The subordinated loan agreement between JSC Bank of Georgia and the EFSE has a maturity of 10 years and qualifies for tier two capital under the Basel Three framework introduced recently in Georgia.
It was supported in both 2015 and 2016 through the issue of subordinated bonds, which qualify as tier two capital, as well as retained earnings, although the payout ratio is high.
To boost foreign currency reserves in the nation, the central bank has requested that commercial banks use their surplus funds to be included in their Tier Two Capital. Banks usually make the surplus funds by selling local-currency Treasury bonds from their portfolio and buying eurobonds simultaneously.
Summary: In a move to boost foreign currency reserves, the Central Bank requested that commercial banks use their surplus funds, which they generate by selling local-currency Treasury bonds from their portfolio and buying eurobonds simultaneously, as provisions in Lebanese pounds to be included in their Tier Two Capital.
The contribution is comprised of tier one and tier two capital.
Capital requirement The loan will support the bank's tier two capital requirement and is subject to legal and regulatory approvals, the banks said in a disclosure statement posted on MSM website.
Sri Lankan banks based on the tier one capital can successfully engage the Qatari banks to attract tier two capital," the central bank governor said.
"But most banks now set internal targets slightly north of 15% - thus 15%, 16%, 17% - so whenever their capital gets close to that level it is a trigger to raise tier one or tier two capital.

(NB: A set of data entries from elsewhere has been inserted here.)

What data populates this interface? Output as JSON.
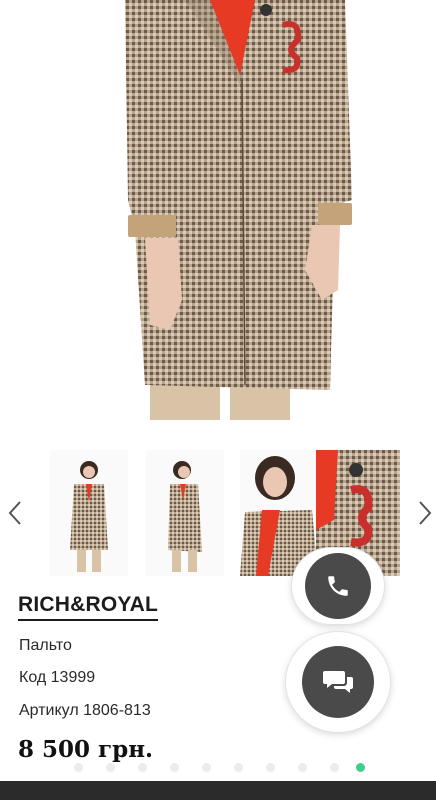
{
  "product": {
    "brand": "RICH&ROYAL",
    "name": "Пальто",
    "code": "Код 13999",
    "article": "Артикул 1806-813",
    "price": "8 500 грн."
  },
  "gallery": {
    "thumbnails": [
      "front-full",
      "side-full",
      "closeup-face",
      "detail-brooch"
    ],
    "active_dot": 9,
    "dot_count": 10
  },
  "colors": {
    "coat": "#9b8670",
    "scarf": "#e63a24",
    "accent_dot": "#3fd088",
    "fab": "#4a4a4a"
  },
  "icons": [
    "chevron-left-icon",
    "chevron-right-icon",
    "phone-icon",
    "chat-icon"
  ]
}
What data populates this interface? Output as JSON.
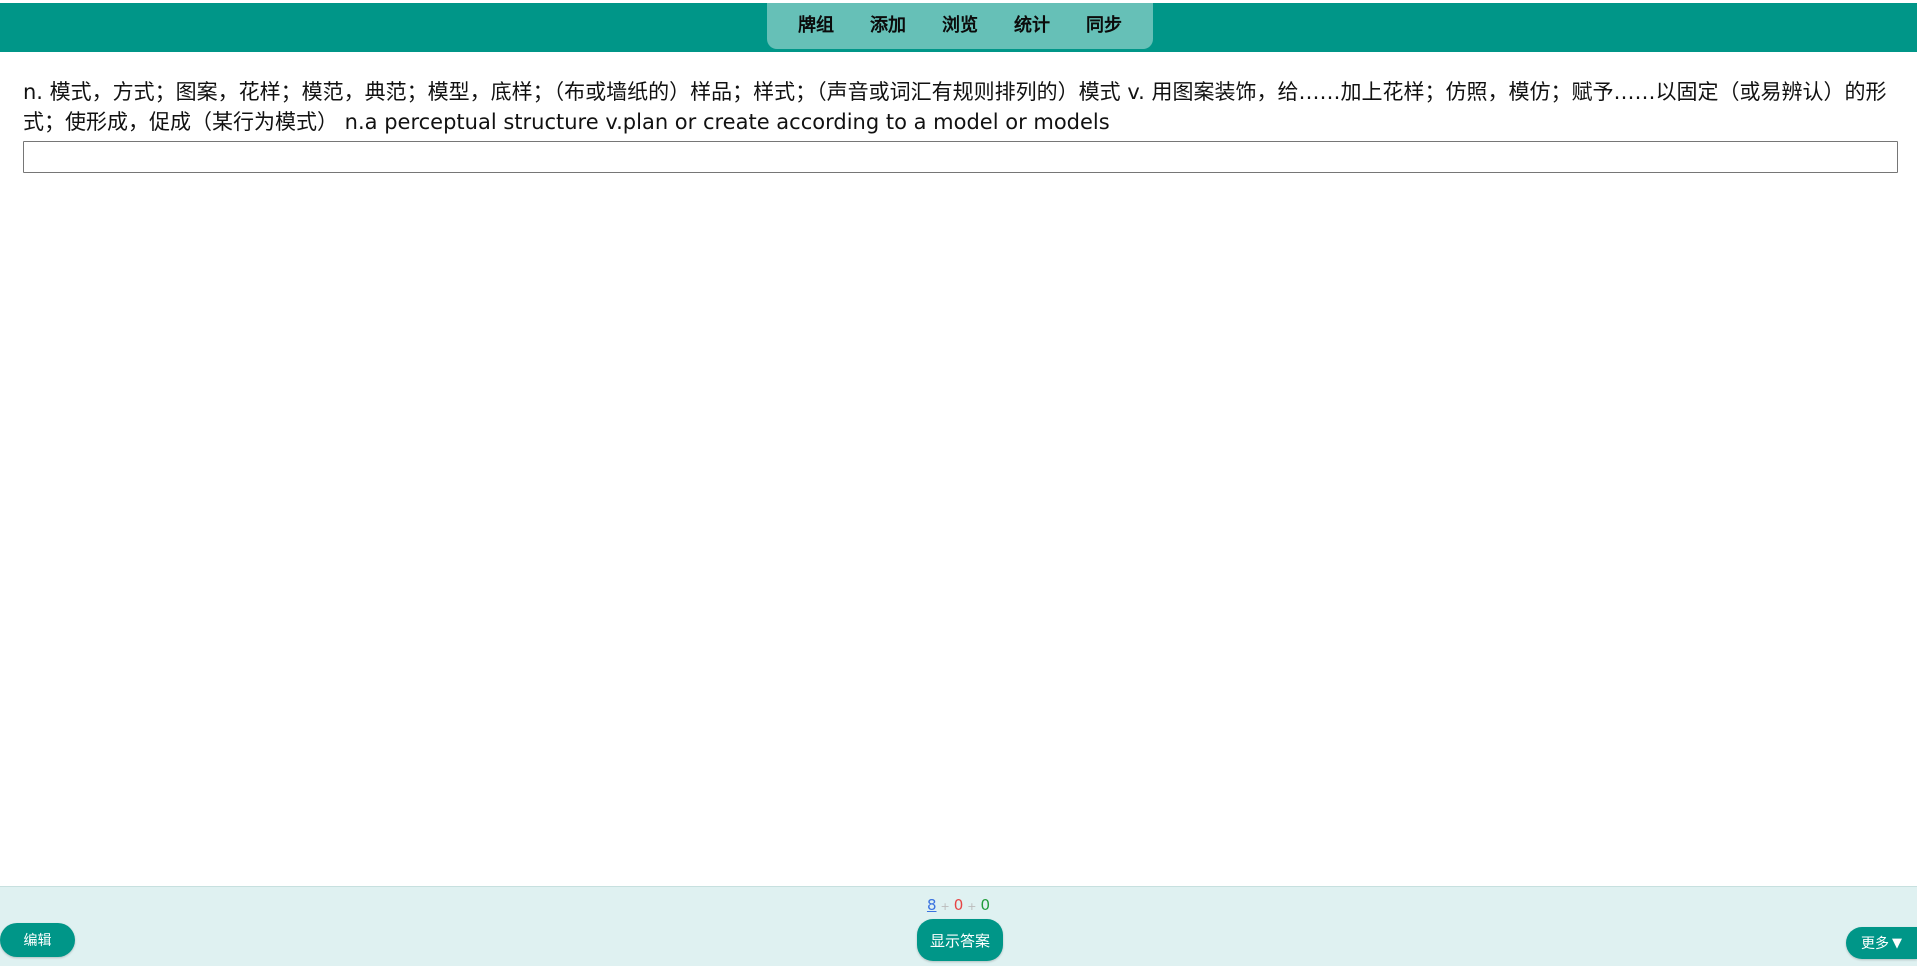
{
  "nav": {
    "items": [
      {
        "label": "牌组"
      },
      {
        "label": "添加"
      },
      {
        "label": "浏览"
      },
      {
        "label": "统计"
      },
      {
        "label": "同步"
      }
    ]
  },
  "card": {
    "definition": "n. 模式，方式；图案，花样；模范，典范；模型，底样；（布或墙纸的）样品；样式；（声音或词汇有规则排列的）模式 v. 用图案装饰，给……加上花样；仿照，模仿；赋予……以固定（或易辨认）的形式；使形成，促成（某行为模式） n.a perceptual structure v.plan or create according to a model or models",
    "answer_value": "",
    "answer_placeholder": ""
  },
  "counts": {
    "new": "8",
    "learning": "0",
    "review": "0",
    "separator": "+"
  },
  "buttons": {
    "edit": "编辑",
    "show_answer": "显示答案",
    "more": "更多",
    "more_icon": "▼"
  },
  "colors": {
    "primary": "#009688",
    "nav_highlight": "#66c0b7",
    "bottom_bar": "#dff1f1",
    "new_count": "#3b73e0",
    "learning_count": "#e64545",
    "review_count": "#1f9d3a"
  }
}
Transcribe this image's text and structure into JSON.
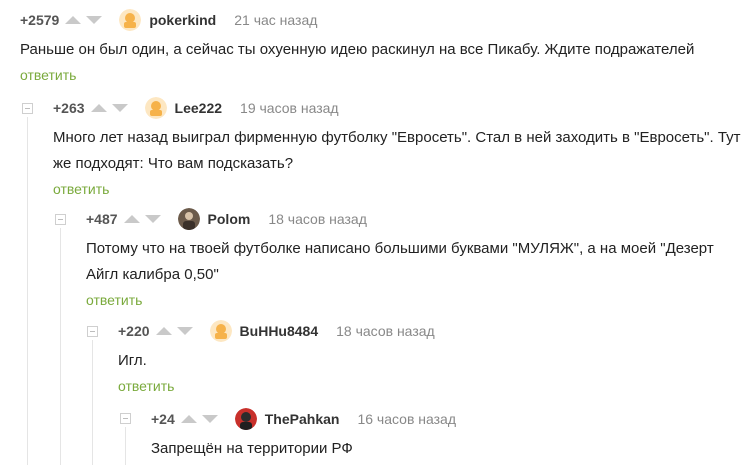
{
  "comments": [
    {
      "rating": "+2579",
      "author": "pokerkind",
      "time": "21 час назад",
      "text": "Раньше он был один, а сейчас ты охуенную идею раскинул на все Пикабу. Ждите подражателей",
      "reply": "ответить",
      "avatar": "default-avatar-icon"
    },
    {
      "rating": "+263",
      "author": "Lee222",
      "time": "19 часов назад",
      "text": "Много лет назад выиграл фирменную футболку \"Евросеть\". Стал в ней заходить в \"Евросеть\". Тут же подходят: Что вам подсказать?",
      "reply": "ответить",
      "avatar": "default-avatar-icon"
    },
    {
      "rating": "+487",
      "author": "Polom",
      "time": "18 часов назад",
      "text": "Потому что на твоей футболке написано большими буквами \"МУЛЯЖ\", а на моей \"Дезерт Айгл калибра 0,50\"",
      "reply": "ответить",
      "avatar": "user-photo-avatar"
    },
    {
      "rating": "+220",
      "author": "BuHHu8484",
      "time": "18 часов назад",
      "text": "Игл.",
      "reply": "ответить",
      "avatar": "default-avatar-icon"
    },
    {
      "rating": "+24",
      "author": "ThePahkan",
      "time": "16 часов назад",
      "text": "Запрещён на территории РФ",
      "reply": "",
      "avatar": "user-photo-avatar"
    }
  ],
  "colors": {
    "reply_link": "#7aaa3c",
    "vote_arrow": "#c9c9c9",
    "time_text": "#888888"
  }
}
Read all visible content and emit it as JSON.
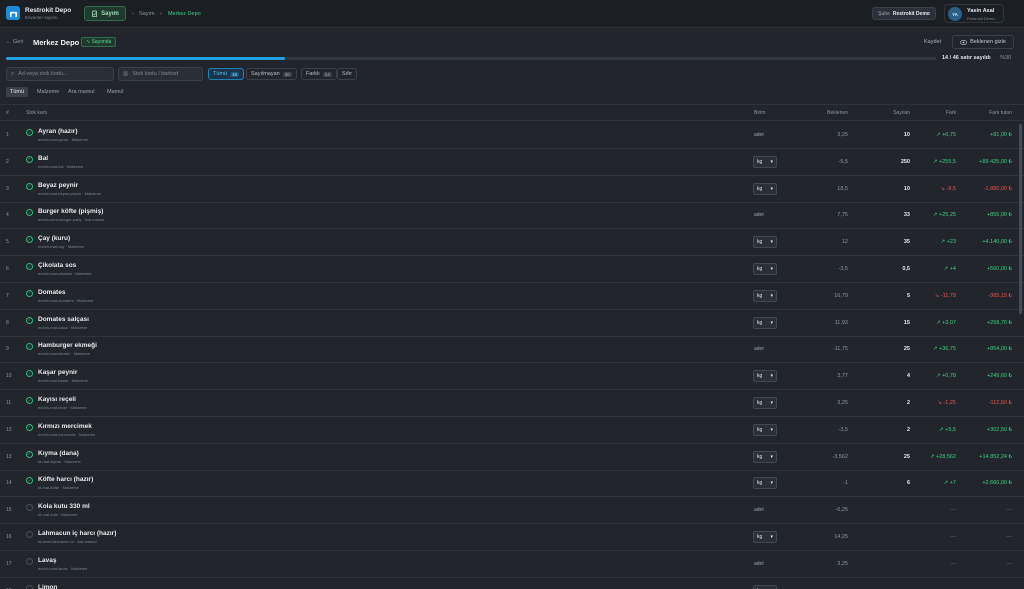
{
  "app": {
    "name": "Restrokit Depo",
    "subtitle": "Envanter sayımı"
  },
  "topbar": {
    "sayim_label": "Sayım",
    "breadcrumb": [
      "Sayım",
      "Merkez Depo"
    ],
    "branch_prefix": "Şube",
    "branch_name": "Restrokit Demo",
    "user_initials": "YA",
    "user_name": "Yasin Asal",
    "user_sub": "Restrokit Demo"
  },
  "page": {
    "back_label": "Geri",
    "title": "Merkez Depo",
    "status": "Sayımda",
    "save_label": "Kaydet",
    "hide_expected_label": "Beklenen gizle",
    "progress_text": "14 / 46 satır sayıldı",
    "progress_percent": "%30",
    "progress_fraction": 0.3
  },
  "search": {
    "name_placeholder": "Ad veya stok kodu...",
    "barcode_placeholder": "Stok kodu / barkod"
  },
  "filters": [
    {
      "label": "Tümü",
      "count": "46"
    },
    {
      "label": "Sayılmayan",
      "count": "30"
    },
    {
      "label": "Farklı",
      "count": "14"
    },
    {
      "label": "Sıfır",
      "count": ""
    }
  ],
  "tabs": [
    "Tümü",
    "Malzeme",
    "Ara mamul",
    "Mamul"
  ],
  "columns": {
    "idx": "#",
    "stock": "Stok kartı",
    "unit": "Birim",
    "expected": "Beklenen",
    "counted": "Sayılan",
    "diff": "Fark",
    "diff_amount": "Fark tutarı"
  },
  "rows": [
    {
      "idx": "1",
      "name": "Ayran (hazır)",
      "sub": "enrich-mat-ayran · Malzeme",
      "unit": "adet",
      "unit_select": false,
      "expected": "3,25",
      "counted": "10",
      "diff": "↗ +6,75",
      "amount": "+81,00 ₺",
      "tone": "pos",
      "done": true
    },
    {
      "idx": "2",
      "name": "Bal",
      "sub": "enrich-mat-bal · Malzeme",
      "unit": "kg",
      "unit_select": true,
      "expected": "-5,5",
      "counted": "250",
      "diff": "↗ +255,5",
      "amount": "+89.425,00 ₺",
      "tone": "pos",
      "done": true
    },
    {
      "idx": "3",
      "name": "Beyaz peynir",
      "sub": "enrich-mat-beyaz-peynir · Malzeme",
      "unit": "kg",
      "unit_select": true,
      "expected": "18,5",
      "counted": "10",
      "diff": "↘ -8,5",
      "amount": "-1.890,00 ₺",
      "tone": "neg",
      "done": true
    },
    {
      "idx": "4",
      "name": "Burger köfte (pişmiş)",
      "sub": "enrich-semi-burger-patty · Ara mamul",
      "unit": "adet",
      "unit_select": false,
      "expected": "7,75",
      "counted": "33",
      "diff": "↗ +25,25",
      "amount": "+855,00 ₺",
      "tone": "pos",
      "done": true
    },
    {
      "idx": "5",
      "name": "Çay (kuru)",
      "sub": "enrich-mat-cay · Malzeme",
      "unit": "kg",
      "unit_select": true,
      "expected": "12",
      "counted": "35",
      "diff": "↗ +23",
      "amount": "+4.140,00 ₺",
      "tone": "pos",
      "done": true
    },
    {
      "idx": "6",
      "name": "Çikolata sos",
      "sub": "enrich-mat-cikolata · Malzeme",
      "unit": "kg",
      "unit_select": true,
      "expected": "-3,5",
      "counted": "0,5",
      "diff": "↗ +4",
      "amount": "+560,00 ₺",
      "tone": "pos",
      "done": true
    },
    {
      "idx": "7",
      "name": "Domates",
      "sub": "enrich-mat-domates · Malzeme",
      "unit": "kg",
      "unit_select": true,
      "expected": "16,79",
      "counted": "5",
      "diff": "↘ -11,79",
      "amount": "-365,15 ₺",
      "tone": "neg",
      "done": true
    },
    {
      "idx": "8",
      "name": "Domates salçası",
      "sub": "enrich-mat-salca · Malzeme",
      "unit": "kg",
      "unit_select": true,
      "expected": "11,93",
      "counted": "15",
      "diff": "↗ +3,07",
      "amount": "+258,70 ₺",
      "tone": "pos",
      "done": true
    },
    {
      "idx": "9",
      "name": "Hamburger ekmeği",
      "sub": "enrich-mat-ekmek · Malzeme",
      "unit": "adet",
      "unit_select": false,
      "expected": "-11,75",
      "counted": "25",
      "diff": "↗ +36,75",
      "amount": "+854,00 ₺",
      "tone": "pos",
      "done": true
    },
    {
      "idx": "10",
      "name": "Kaşar peynir",
      "sub": "enrich-mat-kasar · Malzeme",
      "unit": "kg",
      "unit_select": true,
      "expected": "3,77",
      "counted": "4",
      "diff": "↗ +0,78",
      "amount": "+249,60 ₺",
      "tone": "pos",
      "done": true
    },
    {
      "idx": "11",
      "name": "Kayısı reçeli",
      "sub": "enrich-mat-recel · Malzeme",
      "unit": "kg",
      "unit_select": true,
      "expected": "3,25",
      "counted": "2",
      "diff": "↘ -1,25",
      "amount": "-112,50 ₺",
      "tone": "neg",
      "done": true
    },
    {
      "idx": "12",
      "name": "Kırmızı mercimek",
      "sub": "enrich-mat-mercimek · Malzeme",
      "unit": "kg",
      "unit_select": true,
      "expected": "-3,5",
      "counted": "2",
      "diff": "↗ +5,5",
      "amount": "+302,50 ₺",
      "tone": "pos",
      "done": true
    },
    {
      "idx": "13",
      "name": "Kıyma (dana)",
      "sub": "kt-mat-kiyma · Malzeme",
      "unit": "kg",
      "unit_select": true,
      "expected": "-3,562",
      "counted": "25",
      "diff": "↗ +28,562",
      "amount": "+14.852,24 ₺",
      "tone": "pos",
      "done": true
    },
    {
      "idx": "14",
      "name": "Köfte harcı (hazır)",
      "sub": "kt-mat-kofte · Malzeme",
      "unit": "kg",
      "unit_select": true,
      "expected": "-1",
      "counted": "6",
      "diff": "↗ +7",
      "amount": "+2.660,00 ₺",
      "tone": "pos",
      "done": true
    },
    {
      "idx": "15",
      "name": "Kola kutu 330 ml",
      "sub": "kt-mat-kola · Malzeme",
      "unit": "adet",
      "unit_select": false,
      "expected": "-0,25",
      "counted": "",
      "diff": "—",
      "amount": "—",
      "tone": "dash",
      "done": false
    },
    {
      "idx": "16",
      "name": "Lahmacun iç harcı (hazır)",
      "sub": "kt-semi-lahmacun-ic · Ara mamul",
      "unit": "kg",
      "unit_select": true,
      "expected": "14,25",
      "counted": "",
      "diff": "—",
      "amount": "—",
      "tone": "dash",
      "done": false
    },
    {
      "idx": "17",
      "name": "Lavaş",
      "sub": "enrich-mat-lavas · Malzeme",
      "unit": "adet",
      "unit_select": false,
      "expected": "3,25",
      "counted": "",
      "diff": "—",
      "amount": "—",
      "tone": "dash",
      "done": false
    },
    {
      "idx": "18",
      "name": "Limon",
      "sub": "",
      "unit": "kg",
      "unit_select": true,
      "expected": "",
      "counted": "",
      "diff": "",
      "amount": "",
      "tone": "dash",
      "done": false
    }
  ]
}
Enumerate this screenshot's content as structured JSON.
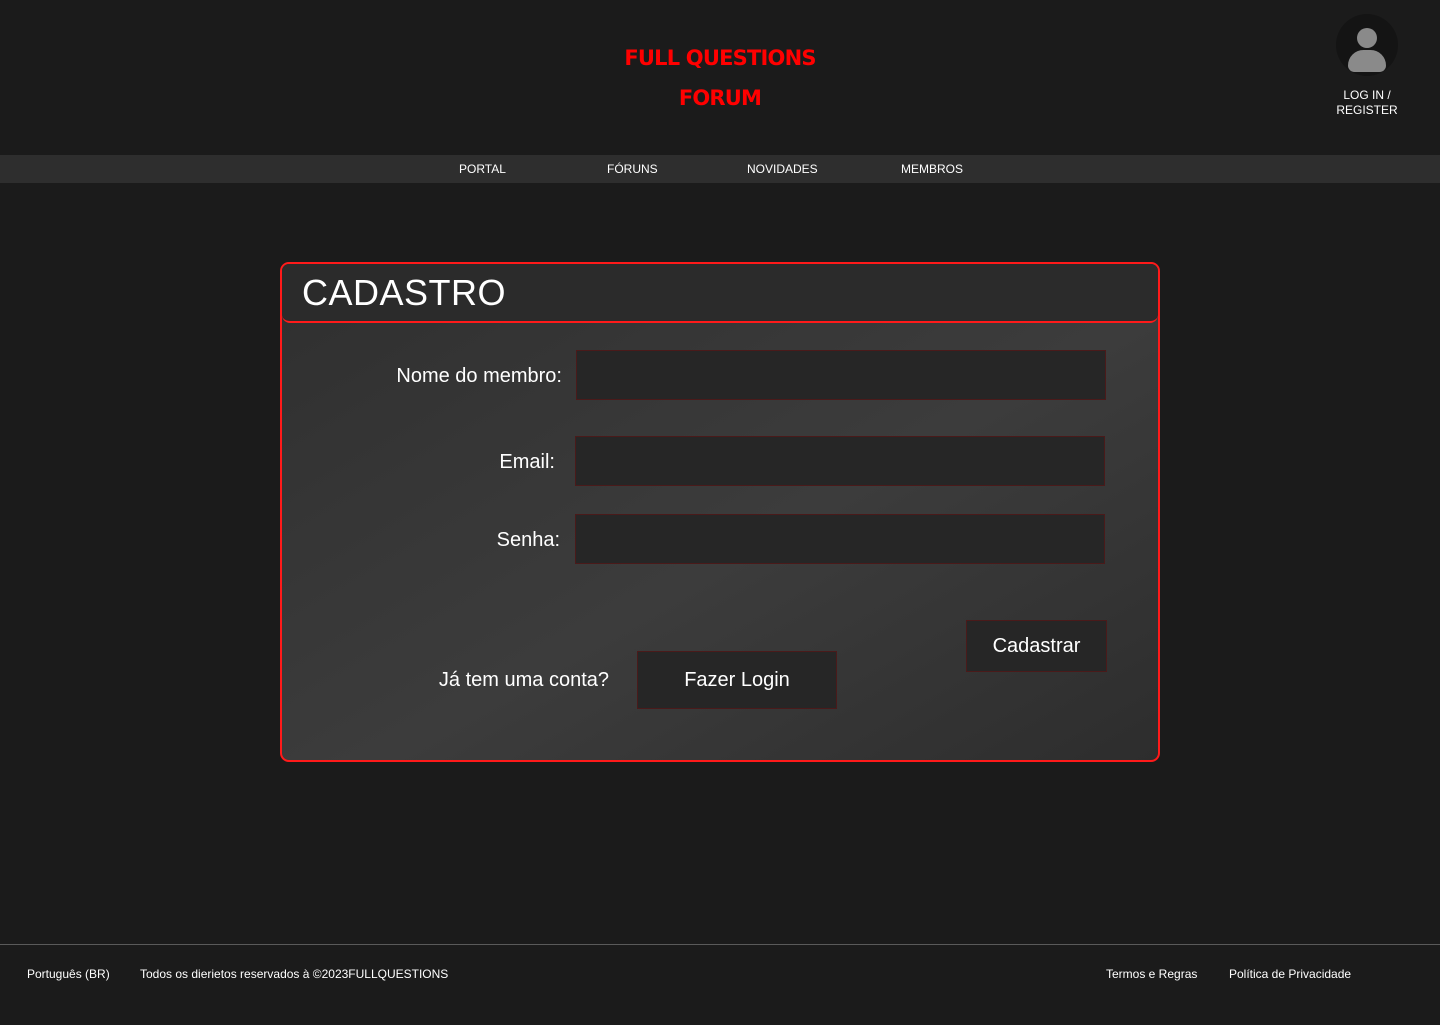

The measure of solvency for a bank is done by the ratio of tier one and tier two capital.
(i) all tier one and tier two capital instruments issued by The National Bank of New Zealand Limited must be deducted from ANZ Banking Group (New Zealand) Limited's tier one capital unless they are held by a person who is not a member of the ANZ Banking Group (New Zealand) Limited's banking group; and
In contrast, banks' holdings of provisions against loan losses, a traditional method for managing credit risk, can be used to fulfill their tier two capital requirements.